I’ve been working since I was nine years old. I made money from lemonade stands to buy slurpees. I bagged groceries. I had a restaurant job. Ever since I can remember, I wanted to work. When I moved to Miami, that wasn’t the same mentality here. People, especially women, didn’t want to work. Girls bragged about getting free dinners and clothes and I didn’t think that was cool at all. I wanted to change that culture. At the time, hashtags and using double negatives were in style — like “never not...”. And I thought of “#NeverNotWorking.” So I use social media to document what time I wake up, what I do throughout the day and when I go to bed. Over time, people approached me differently. They came to me with a certain level of respect, asking how we can work together instead of just wanting to party. Those were the conversations and relationships I wanted to have with people. So I branded the hell out of my mantra. And it’s really taken off.
Dress, BOUTIQUE MOSCHINO; Sunglass,Elizabeth and James; Bag, ZAC Zac Posen
How does style factor into your personal brand?
When I first moved to Miami, I saw the girls here and thought, “I want a tight dress. I want six-inch heels. I want big boobs.” I tried really hard to look like everyone else. I was miserable! I couldn’t walk. I couldn’t dance. It wasn’t until I broke my toe and I couldn’t wear heels for months that things changed. I wore sneakers everywhere. I took care of the world’s biggest VIPs while wearing Nikes. People treated me more like a friend rather than a piece of meat. I was way happier. I don’t try to dress or act sexy anymore because that puts the limits on myself that we, as women, are trying to escape. So why would I do that?
Looking sexy isn’t always the best approach. I always want to look put-together and cute, but comfort is key. My personality is what I want people to remember, not me fidgeting or looking self-conscious.
What do you attribute your confidence to?
I was in foster care and was the new girl in the family, in school or the neighborhood all the time. That’s where the fearless side of me comes from. I also believe in “faking it ‘til you make it.” If I walk into a meeting and I have a nice bag, people aren’t going to pay me at a low level. You’re not going to try to lowball someone who looks like they have it together. When Coca-Cola hired me, I’d say, “Oh yeah, me and my team will get this done.” Me and my team? I didn’t have a team. I didn’t even know what I was doing some of the time. But I’m not afraid of anything. If there’s a problem in front of me, I’m going to figure it out.

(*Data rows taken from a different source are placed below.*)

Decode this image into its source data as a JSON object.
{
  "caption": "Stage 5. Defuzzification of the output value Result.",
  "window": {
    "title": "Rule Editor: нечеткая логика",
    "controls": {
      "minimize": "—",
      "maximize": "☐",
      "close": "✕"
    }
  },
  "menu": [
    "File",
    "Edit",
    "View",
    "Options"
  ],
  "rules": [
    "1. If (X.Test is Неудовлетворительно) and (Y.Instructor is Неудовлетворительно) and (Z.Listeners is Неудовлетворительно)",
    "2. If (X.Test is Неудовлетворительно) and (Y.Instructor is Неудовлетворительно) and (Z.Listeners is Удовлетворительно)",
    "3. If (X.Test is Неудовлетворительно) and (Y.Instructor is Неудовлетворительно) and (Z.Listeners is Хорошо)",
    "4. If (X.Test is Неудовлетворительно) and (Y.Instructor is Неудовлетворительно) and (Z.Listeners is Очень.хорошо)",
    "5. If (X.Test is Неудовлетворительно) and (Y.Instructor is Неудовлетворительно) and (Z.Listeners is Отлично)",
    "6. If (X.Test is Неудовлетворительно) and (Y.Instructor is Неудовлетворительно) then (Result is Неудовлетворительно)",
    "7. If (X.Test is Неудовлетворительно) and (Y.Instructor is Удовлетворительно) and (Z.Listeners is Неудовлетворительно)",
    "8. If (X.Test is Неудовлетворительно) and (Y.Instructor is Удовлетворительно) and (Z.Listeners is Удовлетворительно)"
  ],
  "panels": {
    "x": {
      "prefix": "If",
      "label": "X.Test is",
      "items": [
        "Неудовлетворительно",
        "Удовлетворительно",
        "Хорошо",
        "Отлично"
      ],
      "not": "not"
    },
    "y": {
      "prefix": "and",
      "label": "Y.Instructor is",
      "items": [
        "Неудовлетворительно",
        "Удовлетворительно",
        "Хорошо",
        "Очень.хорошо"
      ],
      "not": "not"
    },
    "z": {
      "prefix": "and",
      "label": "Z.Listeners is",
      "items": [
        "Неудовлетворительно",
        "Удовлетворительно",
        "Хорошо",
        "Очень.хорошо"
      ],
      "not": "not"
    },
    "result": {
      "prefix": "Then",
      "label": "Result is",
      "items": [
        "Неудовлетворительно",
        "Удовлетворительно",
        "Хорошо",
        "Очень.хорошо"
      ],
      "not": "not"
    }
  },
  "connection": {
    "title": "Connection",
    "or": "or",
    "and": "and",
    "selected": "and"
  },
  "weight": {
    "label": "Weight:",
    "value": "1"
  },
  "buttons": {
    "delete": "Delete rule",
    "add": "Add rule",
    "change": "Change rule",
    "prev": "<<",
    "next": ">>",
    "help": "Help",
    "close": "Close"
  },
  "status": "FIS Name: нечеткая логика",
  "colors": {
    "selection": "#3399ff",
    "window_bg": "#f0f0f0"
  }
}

Bag, Loeffler Randall
Being afraid holds you back. You have to think, ‘I’m me. I’m the best person I can be, and I can do what I do better than anybody else can. I might not be good at everything, but the one thing I’m good at, I’m really good at it.’ You need to own that.
Tell us about your experience as a woman in business.
We can be underestimated, which is exhausting and unfair. But it makes me more determined. I’ve noticed that women can walk into a room and speak because they are women. People may not take them seriously or listen to what they have to say. But if you are talented, serious and focused, you get that much more credit. If you’re a man, that’s expected. I’m so inspired by all the female leaders out there right now and I feel like I was born at just the right time to be a leader myself. And instead of competing like we used to, I see a sense of teamwork. It’s not a competition. There’s plenty of money to go around. When we work together, the things we can do are limitless.
What is all of your hard work worth to you?
When the doors open to an event, the music’s playing, the lights I’ve designed are going, all my friends are having the time of their lives and people tweet me the next day saying how much fun they had… that’s a huge payoff. But personally, I come from nothing. I’m taking my family on a trip and it’ll be their first time out of the country. I never thought in a million years I’d be able to afford that. Taking my mom places she’s never been — that’s an incredible payoff. When I finally get a house for her, that’s going to be my dream come true.
I can’t tell you what I did last weekend. I don’t remember what club I was at or who I was with. I’m sure it was super fun. But I can remember last month’s charity event, or the last time I made someone happy. Those moments fuel me.